Try This Yourself With Your Next Order


The template is short and simple. Its main purpose is to show on record that you meant to send extra money (to avoid confusion) and that you’d like it delivered directly to your rep for a job well done.


$X,X00 Invoice – PAID

Note Sent With Financial Transaction:

Total Invoice Amount: $X,X00

$20 Extra ‘Thank You’ For <<YourSalesRep>> – Thank you for <<SomethingSpecificToRepeatNextTime>>!

(Amount Sent Via Bank Wire – $X,X20)


Final Thoughts: A Few Things NOT To Do When Practicing Preemptive Generosity


Don’t Make It Expected: The gift must always be unexpected, even if you send it nearly every order. Never mention that you will send a bonus on future orders. Never make it an obligation and never feel like it has become an obligation. It must remain a genuine “Thank You!” gift, only if the order went flawlessly and if the rep deserves it in addition their commission at the factory.


Don’t Forget To Negotiate: Your strategic giving is separated from normal business negotiations. Not negotiating doesn’t look generous, but weak! Negotiate down and then give a small percentage back in gifts to your rep. Balance showing both strength and generosity without looking either over-dominant or naïve.
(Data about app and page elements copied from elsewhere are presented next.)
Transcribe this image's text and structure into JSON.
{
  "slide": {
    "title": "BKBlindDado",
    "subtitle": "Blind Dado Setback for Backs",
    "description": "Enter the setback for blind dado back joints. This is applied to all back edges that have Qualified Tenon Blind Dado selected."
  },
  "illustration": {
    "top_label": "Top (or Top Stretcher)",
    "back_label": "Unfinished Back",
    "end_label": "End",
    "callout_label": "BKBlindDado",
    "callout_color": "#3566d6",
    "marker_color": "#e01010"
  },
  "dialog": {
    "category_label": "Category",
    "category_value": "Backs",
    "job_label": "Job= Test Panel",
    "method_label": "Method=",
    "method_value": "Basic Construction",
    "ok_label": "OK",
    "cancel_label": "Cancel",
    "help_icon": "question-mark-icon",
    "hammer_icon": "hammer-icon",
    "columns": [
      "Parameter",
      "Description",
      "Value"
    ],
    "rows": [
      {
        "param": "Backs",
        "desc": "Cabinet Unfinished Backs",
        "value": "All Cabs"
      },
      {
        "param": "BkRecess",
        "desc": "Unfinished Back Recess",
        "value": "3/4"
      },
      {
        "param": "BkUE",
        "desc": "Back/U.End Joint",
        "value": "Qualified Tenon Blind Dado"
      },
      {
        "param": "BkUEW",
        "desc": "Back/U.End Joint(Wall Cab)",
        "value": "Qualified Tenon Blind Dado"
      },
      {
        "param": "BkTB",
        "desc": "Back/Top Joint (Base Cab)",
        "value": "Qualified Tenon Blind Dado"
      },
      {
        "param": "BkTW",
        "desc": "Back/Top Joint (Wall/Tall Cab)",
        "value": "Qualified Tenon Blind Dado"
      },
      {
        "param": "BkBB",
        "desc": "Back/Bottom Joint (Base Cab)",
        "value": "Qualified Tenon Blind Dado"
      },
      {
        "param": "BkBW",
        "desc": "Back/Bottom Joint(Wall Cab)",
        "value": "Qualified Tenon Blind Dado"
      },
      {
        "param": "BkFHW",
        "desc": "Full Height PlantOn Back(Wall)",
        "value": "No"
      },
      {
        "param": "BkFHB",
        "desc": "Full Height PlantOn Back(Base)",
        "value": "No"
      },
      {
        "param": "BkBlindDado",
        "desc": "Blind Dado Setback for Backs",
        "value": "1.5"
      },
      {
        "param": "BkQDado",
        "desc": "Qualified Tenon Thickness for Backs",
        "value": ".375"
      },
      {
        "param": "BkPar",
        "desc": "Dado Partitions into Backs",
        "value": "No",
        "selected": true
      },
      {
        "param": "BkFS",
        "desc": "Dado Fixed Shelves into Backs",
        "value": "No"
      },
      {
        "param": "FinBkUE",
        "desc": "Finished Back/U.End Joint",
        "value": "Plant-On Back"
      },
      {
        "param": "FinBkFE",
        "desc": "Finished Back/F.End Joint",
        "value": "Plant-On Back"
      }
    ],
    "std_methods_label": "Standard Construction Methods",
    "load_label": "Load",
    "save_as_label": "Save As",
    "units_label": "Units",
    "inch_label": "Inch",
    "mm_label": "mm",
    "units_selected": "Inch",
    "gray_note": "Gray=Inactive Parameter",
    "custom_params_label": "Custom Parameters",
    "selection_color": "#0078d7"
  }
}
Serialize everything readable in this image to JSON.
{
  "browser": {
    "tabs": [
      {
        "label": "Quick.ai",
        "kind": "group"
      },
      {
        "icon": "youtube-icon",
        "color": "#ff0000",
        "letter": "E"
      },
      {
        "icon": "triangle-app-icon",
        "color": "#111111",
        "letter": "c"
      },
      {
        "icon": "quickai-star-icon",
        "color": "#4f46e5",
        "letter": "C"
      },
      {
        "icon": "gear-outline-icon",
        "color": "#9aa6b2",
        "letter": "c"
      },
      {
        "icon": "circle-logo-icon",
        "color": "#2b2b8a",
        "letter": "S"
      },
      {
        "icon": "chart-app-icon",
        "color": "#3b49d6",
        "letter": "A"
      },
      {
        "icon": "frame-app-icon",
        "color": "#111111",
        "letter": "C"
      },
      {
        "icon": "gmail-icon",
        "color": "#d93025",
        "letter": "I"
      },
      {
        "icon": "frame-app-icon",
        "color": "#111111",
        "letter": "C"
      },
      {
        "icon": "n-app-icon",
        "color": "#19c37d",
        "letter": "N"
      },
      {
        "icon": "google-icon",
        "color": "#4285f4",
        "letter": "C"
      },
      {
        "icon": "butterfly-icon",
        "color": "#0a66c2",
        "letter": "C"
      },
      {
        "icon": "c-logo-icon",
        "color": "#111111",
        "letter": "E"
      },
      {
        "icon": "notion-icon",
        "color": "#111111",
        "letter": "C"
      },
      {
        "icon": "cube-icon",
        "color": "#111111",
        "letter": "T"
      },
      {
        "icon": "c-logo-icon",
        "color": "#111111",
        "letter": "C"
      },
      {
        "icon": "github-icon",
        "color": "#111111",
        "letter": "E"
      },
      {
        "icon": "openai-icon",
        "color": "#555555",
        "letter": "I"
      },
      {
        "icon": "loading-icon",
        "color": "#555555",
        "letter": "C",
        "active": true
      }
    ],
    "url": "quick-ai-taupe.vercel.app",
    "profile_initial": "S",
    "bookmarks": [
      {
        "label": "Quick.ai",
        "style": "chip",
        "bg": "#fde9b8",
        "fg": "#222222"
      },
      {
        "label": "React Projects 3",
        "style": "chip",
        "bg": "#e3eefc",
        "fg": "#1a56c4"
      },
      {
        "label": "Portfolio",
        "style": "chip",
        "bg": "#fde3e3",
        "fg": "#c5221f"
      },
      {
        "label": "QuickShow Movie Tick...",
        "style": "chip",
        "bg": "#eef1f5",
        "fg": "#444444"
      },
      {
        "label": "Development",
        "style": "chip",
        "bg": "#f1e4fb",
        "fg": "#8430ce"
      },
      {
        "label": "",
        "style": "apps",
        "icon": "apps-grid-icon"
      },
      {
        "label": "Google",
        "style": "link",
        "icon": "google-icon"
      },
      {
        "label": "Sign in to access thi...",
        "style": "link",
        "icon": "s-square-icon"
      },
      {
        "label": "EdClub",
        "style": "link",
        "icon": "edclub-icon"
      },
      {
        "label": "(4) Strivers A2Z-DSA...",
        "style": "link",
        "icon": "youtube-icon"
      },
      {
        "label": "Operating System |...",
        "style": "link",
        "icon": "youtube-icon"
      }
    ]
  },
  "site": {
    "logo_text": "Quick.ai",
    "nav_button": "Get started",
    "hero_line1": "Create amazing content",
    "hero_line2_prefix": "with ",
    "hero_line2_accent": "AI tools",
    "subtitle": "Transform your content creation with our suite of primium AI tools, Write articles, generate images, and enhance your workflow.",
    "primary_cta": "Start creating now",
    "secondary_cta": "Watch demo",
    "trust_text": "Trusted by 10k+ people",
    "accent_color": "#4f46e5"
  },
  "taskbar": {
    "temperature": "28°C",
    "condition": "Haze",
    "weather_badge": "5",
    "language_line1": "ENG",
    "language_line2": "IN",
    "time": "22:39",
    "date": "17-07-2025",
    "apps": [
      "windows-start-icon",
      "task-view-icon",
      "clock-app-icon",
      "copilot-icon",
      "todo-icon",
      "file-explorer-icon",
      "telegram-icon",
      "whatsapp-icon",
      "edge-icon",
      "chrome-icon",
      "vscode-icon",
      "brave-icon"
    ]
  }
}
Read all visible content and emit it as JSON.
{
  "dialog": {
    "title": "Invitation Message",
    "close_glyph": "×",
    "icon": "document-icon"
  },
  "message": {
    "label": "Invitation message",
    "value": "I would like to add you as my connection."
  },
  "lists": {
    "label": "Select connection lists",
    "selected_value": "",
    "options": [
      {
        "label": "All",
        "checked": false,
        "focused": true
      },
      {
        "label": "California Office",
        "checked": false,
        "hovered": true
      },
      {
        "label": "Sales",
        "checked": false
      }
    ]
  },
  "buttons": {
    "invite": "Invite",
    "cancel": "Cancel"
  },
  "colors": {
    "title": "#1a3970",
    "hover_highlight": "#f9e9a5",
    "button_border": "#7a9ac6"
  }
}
Don’t Expect Anything In Return For The Gift: Only show gratitude in your message. Don’t say “Here’s $20, please do X better next time.” Keep the good emotions flowing and remember that their boss will likely see this note. If they don’t deserve a bonus, don’t send it! Showing any further expectations ‘in exchange’ for the gift just makes it another business obligation for them and reinforces that sloppy work still gets a bonus.